The Future – Julio Cortázar

And I know full well you won’t be there.
You won’t be in the street, in the hum that buzzes
from the arc lamps at night, nor in the gesture
of selecting from the menu, nor in the smile
that lightens people packed into the subway,
nor in the borrowed books, nor in the see-you-tomorrow.

You won’t be in my dreams,
in my words’ first destination,
nor will you be in a telephone number
or in the color of a pair of gloves or a blouse.
I’ll get angry, love, without it being on account of you,
and I’ll buy chocolates but not for you,
I’ll stop at the corner you’ll never come to,
and I’ll say the words that are said
and I’ll eat the things that are eaten
and I’ll dream the dreams that are dreamed
and I know full well you won’t be there,
nor here inside, in the prison where I still hold you,
nor there outside, in this river of streets and bridges.
You won’t be there at all, you won’t even be a memory,
and when I think of you I’ll be thinking a thought
that’s obscurely trying to recall you.

translated by Stephen Kessler in Save Twilight: Selected Poems (City Lights Books)

El Futuro – Julio Cortázar

Y sé muy bien que no estarás.
No estarás en la calle, en el murmullo que brota de noche
de los postes de alumbrado, ni en el gesto
de elegir el menú, ni en la sonrisa
que alivia los completos en los subtes,
ni en los libros prestados ni en el hasta mañana.

No estarás en mis sueños,
en el destino original de mis palabras,
ni en una cifra telefónica estarás
o en el color de un par de guantes o una blusa.
Me enojaré, amor mío, sin que sea por ti,
y compraré bombones pero no para ti,
me pararé en la esquina a la que no vendrás,
y diré las palabras que se dicen
y comeré las cosas que se comen
y soñaré los sueños que se sueñan
y sé muy bien que no estarás,
ni aquí adentro, la cárcel donde aún te retengo,
ni allí fuera, este río de calles y de puentes.
No estarás para nada, no serás ni recuerdo,
y cuando piense en ti pensaré un pensamiento
que oscuramente trata de acordarse de ti.


Happy futuring!


clarity with louise glück

Came across this week’s poem reading through James Longenbach’s solid book, The Art of the Poetic Line (Graywolf Press). Longenbach does a great read of the poem, noting how the poem is grounded in straightforward syntax in the first line, and returns to this foundation in the poem’s last lines. In between, the poem plays out the ramble and run of memory.

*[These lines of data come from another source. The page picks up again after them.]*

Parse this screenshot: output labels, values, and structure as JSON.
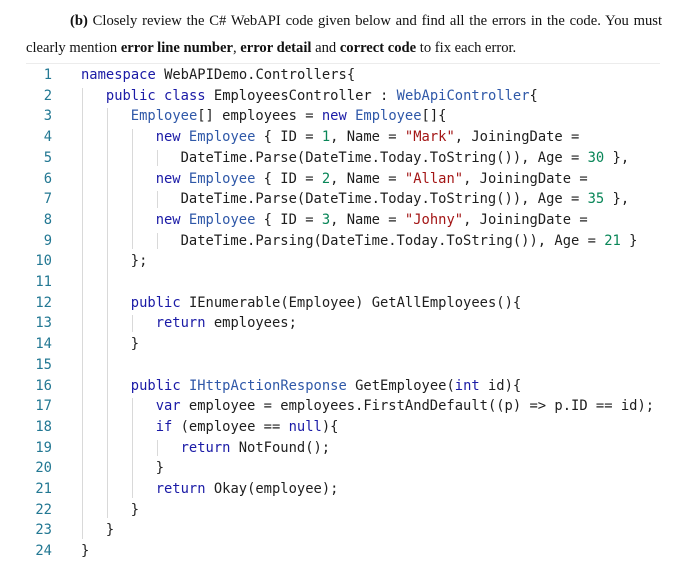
{
  "question": {
    "label": "(b)",
    "text_before": " Closely review the C# WebAPI code given below and find all the errors in the code. You must",
    "text_line2_start": "clearly mention ",
    "bold1": "error line number",
    "sep1": ", ",
    "bold2": "error detail",
    "sep2": " and ",
    "bold3": "correct code",
    "text_end": " to fix each error."
  },
  "code": {
    "language": "C#",
    "lines": [
      {
        "n": "1",
        "indent": 0,
        "tokens": [
          [
            "kw",
            "namespace"
          ],
          [
            "",
            " WebAPIDemo.Controllers{"
          ]
        ]
      },
      {
        "n": "2",
        "indent": 1,
        "tokens": [
          [
            "kw",
            "public class"
          ],
          [
            "",
            " EmployeesController : "
          ],
          [
            "ty",
            "WebApiController"
          ],
          [
            "",
            "{"
          ]
        ]
      },
      {
        "n": "3",
        "indent": 2,
        "tokens": [
          [
            "ty",
            "Employee"
          ],
          [
            "",
            "[] employees = "
          ],
          [
            "kw",
            "new"
          ],
          [
            "",
            " "
          ],
          [
            "ty",
            "Employee"
          ],
          [
            "",
            "[]{"
          ]
        ]
      },
      {
        "n": "4",
        "indent": 3,
        "tokens": [
          [
            "kw",
            "new"
          ],
          [
            "",
            " "
          ],
          [
            "ty",
            "Employee"
          ],
          [
            "",
            " { ID = "
          ],
          [
            "num",
            "1"
          ],
          [
            "",
            ", Name = "
          ],
          [
            "str",
            "\"Mark\""
          ],
          [
            "",
            ", JoiningDate ="
          ]
        ]
      },
      {
        "n": "5",
        "indent": 4,
        "tokens": [
          [
            "",
            "DateTime.Parse(DateTime.Today.ToString()), Age = "
          ],
          [
            "num",
            "30"
          ],
          [
            "",
            " },"
          ]
        ]
      },
      {
        "n": "6",
        "indent": 3,
        "tokens": [
          [
            "kw",
            "new"
          ],
          [
            "",
            " "
          ],
          [
            "ty",
            "Employee"
          ],
          [
            "",
            " { ID = "
          ],
          [
            "num",
            "2"
          ],
          [
            "",
            ", Name = "
          ],
          [
            "str",
            "\"Allan\""
          ],
          [
            "",
            ", JoiningDate ="
          ]
        ]
      },
      {
        "n": "7",
        "indent": 4,
        "tokens": [
          [
            "",
            "DateTime.Parse(DateTime.Today.ToString()), Age = "
          ],
          [
            "num",
            "35"
          ],
          [
            "",
            " },"
          ]
        ]
      },
      {
        "n": "8",
        "indent": 3,
        "tokens": [
          [
            "kw",
            "new"
          ],
          [
            "",
            " "
          ],
          [
            "ty",
            "Employee"
          ],
          [
            "",
            " { ID = "
          ],
          [
            "num",
            "3"
          ],
          [
            "",
            ", Name = "
          ],
          [
            "str",
            "\"Johny\""
          ],
          [
            "",
            ", JoiningDate ="
          ]
        ]
      },
      {
        "n": "9",
        "indent": 4,
        "tokens": [
          [
            "",
            "DateTime.Parsing(DateTime.Today.ToString()), Age = "
          ],
          [
            "num",
            "21"
          ],
          [
            "",
            " }"
          ]
        ]
      },
      {
        "n": "10",
        "indent": 2,
        "tokens": [
          [
            "",
            "};"
          ]
        ]
      },
      {
        "n": "11",
        "indent": 0,
        "tokens": []
      },
      {
        "n": "12",
        "indent": 2,
        "tokens": [
          [
            "kw",
            "public"
          ],
          [
            "",
            " IEnumerable(Employee) GetAllEmployees(){"
          ]
        ]
      },
      {
        "n": "13",
        "indent": 3,
        "tokens": [
          [
            "kw",
            "return"
          ],
          [
            "",
            " employees;"
          ]
        ]
      },
      {
        "n": "14",
        "indent": 2,
        "tokens": [
          [
            "",
            "}"
          ]
        ]
      },
      {
        "n": "15",
        "indent": 0,
        "tokens": []
      },
      {
        "n": "16",
        "indent": 2,
        "tokens": [
          [
            "kw",
            "public"
          ],
          [
            "",
            " "
          ],
          [
            "ty",
            "IHttpActionResponse"
          ],
          [
            "",
            " GetEmployee("
          ],
          [
            "kw",
            "int"
          ],
          [
            "",
            " id){"
          ]
        ]
      },
      {
        "n": "17",
        "indent": 3,
        "tokens": [
          [
            "kw",
            "var"
          ],
          [
            "",
            " employee = employees.FirstAndDefault((p) => p.ID == id);"
          ]
        ]
      },
      {
        "n": "18",
        "indent": 3,
        "tokens": [
          [
            "kw",
            "if"
          ],
          [
            "",
            " (employee == "
          ],
          [
            "kw",
            "null"
          ],
          [
            "",
            "){"
          ]
        ]
      },
      {
        "n": "19",
        "indent": 4,
        "tokens": [
          [
            "kw",
            "return"
          ],
          [
            "",
            " NotFound();"
          ]
        ]
      },
      {
        "n": "20",
        "indent": 3,
        "tokens": [
          [
            "",
            "}"
          ]
        ]
      },
      {
        "n": "21",
        "indent": 3,
        "tokens": [
          [
            "kw",
            "return"
          ],
          [
            "",
            " Okay(employee);"
          ]
        ]
      },
      {
        "n": "22",
        "indent": 2,
        "tokens": [
          [
            "",
            "}"
          ]
        ]
      },
      {
        "n": "23",
        "indent": 1,
        "tokens": [
          [
            "",
            "}"
          ]
        ]
      },
      {
        "n": "24",
        "indent": 0,
        "tokens": [
          [
            "",
            "}"
          ]
        ]
      }
    ]
  },
  "colors": {
    "keyword": "#1a1aa6",
    "type": "#2f58a8",
    "string": "#a31515",
    "number": "#098658",
    "line_number": "#237893"
  }
}
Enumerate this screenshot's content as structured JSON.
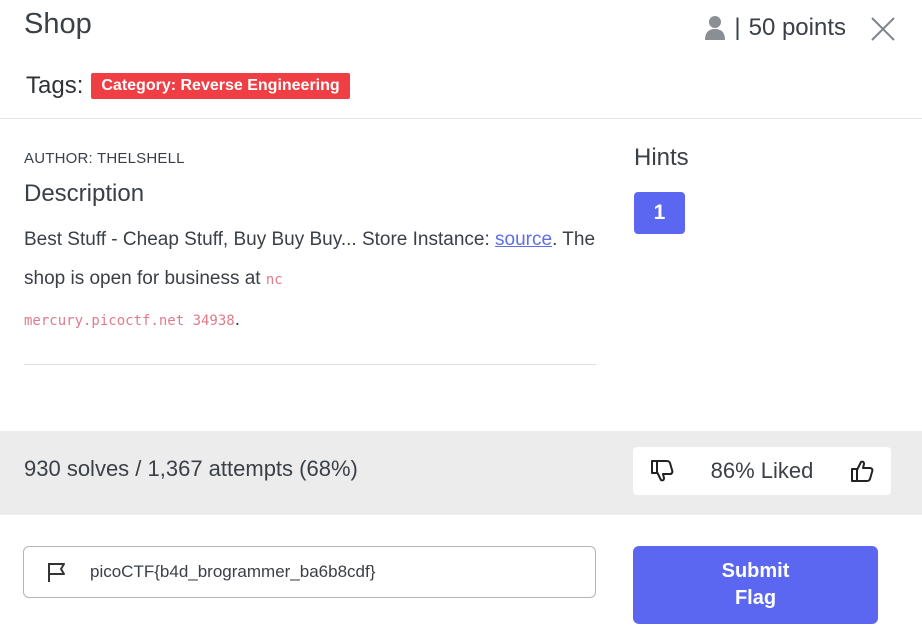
{
  "challenge": {
    "title": "Shop",
    "points_separator": "|",
    "points": "50 points"
  },
  "tags": {
    "label": "Tags:",
    "items": [
      "Category: Reverse Engineering"
    ]
  },
  "details": {
    "author": "AUTHOR: THELSHELL",
    "description_title": "Description",
    "description_part1": "Best Stuff - Cheap Stuff, Buy Buy Buy... Store Instance: ",
    "link_text": "source",
    "description_part2": ". The shop is open for business at ",
    "code_nc": "nc",
    "code_host": "mercury.picoctf.net 34938",
    "description_end": "."
  },
  "hints": {
    "title": "Hints",
    "items": [
      "1"
    ]
  },
  "stats": {
    "solves_text": "930 solves / 1,367 attempts (68%)",
    "liked_text": "86% Liked"
  },
  "flag": {
    "value": "picoCTF{b4d_brogrammer_ba6b8cdf}",
    "submit_line1": "Submit",
    "submit_line2": "Flag"
  },
  "colors": {
    "accent": "#5b67f0",
    "tag_red": "#ef3f44",
    "band_gray": "#ececec"
  }
}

When I read the poem the first time, it was cut and interspersed throughout Longenbach’s prose. Yet, when I read the final lines, I was blown away by them as if I had read it straight through. While Longenbach’s insights added to the piece, of course, it was the power of Glück’s lyricism – it’s ability to remain charged even through essayic insight – that ultimately had me catching my breath.

[Image description: A sketch by Vincent Van Gogh entitled “On the Road to Tarascon.”]

The last two lines of the poem stopped me with their clarity. What’s said there is said as clearly as the first line of the poem; the clarity here, however, rings out in such a way that I was compelled to read and reread the poem a few times. Like flipping a coin and watching the light change, then go back inside the coin when it falls flat, this poem delivers its lyric insight in an urgent way.


Nostos – Louise Glück

There was an apple tree in the yard —
this would have been
forty years ago — behind,
only meadows. Drifts
off crocus in the damp grass.
I stood at that window:
late April. Spring
flowers in the neighbor’s yard.
How many times, really, did the tree
flower on my birthday,
the exact day, not
before, not after? Substitution
of the immutable
for the shifting, the evolving.
Substitution of the image
for relentless earth. What
do I know of this place,
the role of the tree for decades
taken by a bonsai, voices
rising from tennis courts —
Fields. Smell of the tall grass, new cut.
As one expects of a lyric poet.
We look at the world once, in childhood.
The rest is memory.

from Meadowlands (HarperCollins)


Happy looking!